[Stored data]
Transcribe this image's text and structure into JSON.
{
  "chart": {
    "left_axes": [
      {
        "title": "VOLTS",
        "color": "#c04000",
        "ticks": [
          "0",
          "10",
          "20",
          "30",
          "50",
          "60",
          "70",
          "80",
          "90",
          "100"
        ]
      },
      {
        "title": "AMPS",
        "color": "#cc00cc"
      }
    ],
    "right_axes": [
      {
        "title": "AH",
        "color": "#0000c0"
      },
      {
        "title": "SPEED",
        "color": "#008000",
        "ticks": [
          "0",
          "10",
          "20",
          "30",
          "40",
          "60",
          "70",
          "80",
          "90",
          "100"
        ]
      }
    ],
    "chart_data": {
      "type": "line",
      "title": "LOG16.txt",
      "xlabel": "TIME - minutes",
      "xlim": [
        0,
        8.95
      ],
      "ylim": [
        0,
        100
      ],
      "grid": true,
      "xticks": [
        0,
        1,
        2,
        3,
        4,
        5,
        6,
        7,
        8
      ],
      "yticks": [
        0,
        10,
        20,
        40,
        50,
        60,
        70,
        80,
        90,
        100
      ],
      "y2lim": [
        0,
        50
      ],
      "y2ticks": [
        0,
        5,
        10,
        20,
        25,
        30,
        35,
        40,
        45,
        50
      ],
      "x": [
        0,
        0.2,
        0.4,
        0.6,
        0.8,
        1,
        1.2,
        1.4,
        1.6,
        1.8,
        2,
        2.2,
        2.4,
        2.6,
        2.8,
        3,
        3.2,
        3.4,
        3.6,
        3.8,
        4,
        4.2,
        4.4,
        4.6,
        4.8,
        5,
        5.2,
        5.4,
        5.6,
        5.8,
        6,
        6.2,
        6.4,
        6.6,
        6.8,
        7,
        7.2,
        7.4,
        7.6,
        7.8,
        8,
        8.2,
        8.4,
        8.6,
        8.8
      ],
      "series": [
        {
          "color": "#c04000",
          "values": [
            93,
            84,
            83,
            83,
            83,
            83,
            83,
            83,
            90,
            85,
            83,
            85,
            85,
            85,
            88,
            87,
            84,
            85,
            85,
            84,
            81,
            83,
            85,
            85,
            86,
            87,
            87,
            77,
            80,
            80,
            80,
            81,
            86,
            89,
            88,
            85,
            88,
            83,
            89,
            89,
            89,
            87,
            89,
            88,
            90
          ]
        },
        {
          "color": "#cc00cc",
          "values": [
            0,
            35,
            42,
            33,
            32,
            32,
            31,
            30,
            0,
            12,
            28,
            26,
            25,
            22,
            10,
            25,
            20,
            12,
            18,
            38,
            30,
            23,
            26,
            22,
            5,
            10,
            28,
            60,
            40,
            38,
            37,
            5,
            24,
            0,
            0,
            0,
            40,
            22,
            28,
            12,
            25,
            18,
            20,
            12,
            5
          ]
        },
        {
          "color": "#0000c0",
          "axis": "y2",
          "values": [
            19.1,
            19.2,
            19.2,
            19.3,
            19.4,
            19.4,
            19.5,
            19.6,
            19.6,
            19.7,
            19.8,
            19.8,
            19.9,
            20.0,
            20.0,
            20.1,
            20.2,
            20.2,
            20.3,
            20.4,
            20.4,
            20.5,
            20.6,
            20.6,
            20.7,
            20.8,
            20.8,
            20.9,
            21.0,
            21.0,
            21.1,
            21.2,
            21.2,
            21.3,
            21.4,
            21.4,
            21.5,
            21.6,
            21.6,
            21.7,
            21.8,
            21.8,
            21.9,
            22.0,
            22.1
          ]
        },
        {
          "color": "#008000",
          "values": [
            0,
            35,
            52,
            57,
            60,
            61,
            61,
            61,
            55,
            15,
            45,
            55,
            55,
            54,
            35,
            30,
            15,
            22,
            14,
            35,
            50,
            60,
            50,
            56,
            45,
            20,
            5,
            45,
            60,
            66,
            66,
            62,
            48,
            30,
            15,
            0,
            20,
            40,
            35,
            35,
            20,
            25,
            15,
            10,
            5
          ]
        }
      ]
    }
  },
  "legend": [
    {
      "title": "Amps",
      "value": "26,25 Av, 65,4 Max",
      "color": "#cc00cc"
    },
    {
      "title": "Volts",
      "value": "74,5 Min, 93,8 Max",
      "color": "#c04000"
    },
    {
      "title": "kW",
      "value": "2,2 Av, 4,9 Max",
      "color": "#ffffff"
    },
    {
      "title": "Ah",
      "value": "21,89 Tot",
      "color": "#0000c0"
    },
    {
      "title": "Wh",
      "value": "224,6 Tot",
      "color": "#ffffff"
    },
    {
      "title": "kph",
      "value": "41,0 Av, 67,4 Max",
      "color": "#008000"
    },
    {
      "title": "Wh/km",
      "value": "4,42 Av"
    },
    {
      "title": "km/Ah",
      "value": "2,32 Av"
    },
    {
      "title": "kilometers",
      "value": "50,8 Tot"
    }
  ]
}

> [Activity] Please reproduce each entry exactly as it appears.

> [Your response]
Transcribe this image's text and structure into JSON.
{
  "chart": {
    "left_axes": [
      {
        "title": "VOLTS",
        "color": "#c04000",
        "ticks": [
          "0",
          "10",
          "20",
          "30",
          "50",
          "60",
          "70",
          "80",
          "90",
          "100"
        ]
      },
      {
        "title": "AMPS",
        "color": "#cc00cc"
      }
    ],
    "right_axes": [
      {
        "title": "AH",
        "color": "#0000c0"
      },
      {
        "title": "SPEED",
        "color": "#008000",
        "ticks": [
          "0",
          "10",
          "20",
          "30",
          "40",
          "60",
          "70",
          "80",
          "90",
          "100"
        ]
      }
    ],
    "chart_data": {
      "type": "line",
      "title": "LOG16.txt",
      "xlabel": "TIME - minutes",
      "xlim": [
        0,
        8.95
      ],
      "ylim": [
        0,
        100
      ],
      "grid": true,
      "xticks": [
        0,
        1,
        2,
        3,
        4,
        5,
        6,
        7,
        8
      ],
      "yticks": [
        0,
        10,
        20,
        40,
        50,
        60,
        70,
        80,
        90,
        100
      ],
      "y2lim": [
        0,
        50
      ],
      "y2ticks": [
        0,
        5,
        10,
        20,
        25,
        30,
        35,
        40,
        45,
        50
      ],
      "x": [
        0,
        0.2,
        0.4,
        0.6,
        0.8,
        1,
        1.2,
        1.4,
        1.6,
        1.8,
        2,
        2.2,
        2.4,
        2.6,
        2.8,
        3,
        3.2,
        3.4,
        3.6,
        3.8,
        4,
        4.2,
        4.4,
        4.6,
        4.8,
        5,
        5.2,
        5.4,
        5.6,
        5.8,
        6,
        6.2,
        6.4,
        6.6,
        6.8,
        7,
        7.2,
        7.4,
        7.6,
        7.8,
        8,
        8.2,
        8.4,
        8.6,
        8.8
      ],
      "series": [
        {
          "color": "#c04000",
          "values": [
            93,
            84,
            83,
            83,
            83,
            83,
            83,
            83,
            90,
            85,
            83,
            85,
            85,
            85,
            88,
            87,
            84,
            85,
            85,
            84,
            81,
            83,
            85,
            85,
            86,
            87,
            87,
            77,
            80,
            80,
            80,
            81,
            86,
            89,
            88,
            85,
            88,
            83,
            89,
            89,
            89,
            87,
            89,
            88,
            90
          ]
        },
        {
          "color": "#cc00cc",
          "values": [
            0,
            35,
            42,
            33,
            32,
            32,
            31,
            30,
            0,
            12,
            28,
            26,
            25,
            22,
            10,
            25,
            20,
            12,
            18,
            38,
            30,
            23,
            26,
            22,
            5,
            10,
            28,
            60,
            40,
            38,
            37,
            5,
            24,
            0,
            0,
            0,
            40,
            22,
            28,
            12,
            25,
            18,
            20,
            12,
            5
          ]
        },
        {
          "color": "#0000c0",
          "axis": "y2",
          "values": [
            19.1,
            19.2,
            19.2,
            19.3,
            19.4,
            19.4,
            19.5,
            19.6,
            19.6,
            19.7,
            19.8,
            19.8,
            19.9,
            20.0,
            20.0,
            20.1,
            20.2,
            20.2,
            20.3,
            20.4,
            20.4,
            20.5,
            20.6,
            20.6,
            20.7,
            20.8,
            20.8,
            20.9,
            21.0,
            21.0,
            21.1,
            21.2,
            21.2,
            21.3,
            21.4,
            21.4,
            21.5,
            21.6,
            21.6,
            21.7,
            21.8,
            21.8,
            21.9,
            22.0,
            22.1
          ]
        },
        {
          "color": "#008000",
          "values": [
            0,
            35,
            52,
            57,
            60,
            61,
            61,
            61,
            55,
            15,
            45,
            55,
            55,
            54,
            35,
            30,
            15,
            22,
            14,
            35,
            50,
            60,
            50,
            56,
            45,
            20,
            5,
            45,
            60,
            66,
            66,
            62,
            48,
            30,
            15,
            0,
            20,
            40,
            35,
            35,
            20,
            25,
            15,
            10,
            5
          ]
        }
      ]
    }
  },
  "legend": [
    {
      "title": "Amps",
      "value": "26,25 Av, 65,4 Max",
      "color": "#cc00cc"
    },
    {
      "title": "Volts",
      "value": "74,5 Min, 93,8 Max",
      "color": "#c04000"
    },
    {
      "title": "kW",
      "value": "2,2 Av, 4,9 Max",
      "color": "#ffffff"
    },
    {
      "title": "Ah",
      "value": "21,89 Tot",
      "color": "#0000c0"
    },
    {
      "title": "Wh",
      "value": "224,6 Tot",
      "color": "#ffffff"
    },
    {
      "title": "kph",
      "value": "41,0 Av, 67,4 Max",
      "color": "#008000"
    },
    {
      "title": "Wh/km",
      "value": "4,42 Av"
    },
    {
      "title": "km/Ah",
      "value": "2,32 Av"
    },
    {
      "title": "kilometers",
      "value": "50,8 Tot"
    }
  ]
}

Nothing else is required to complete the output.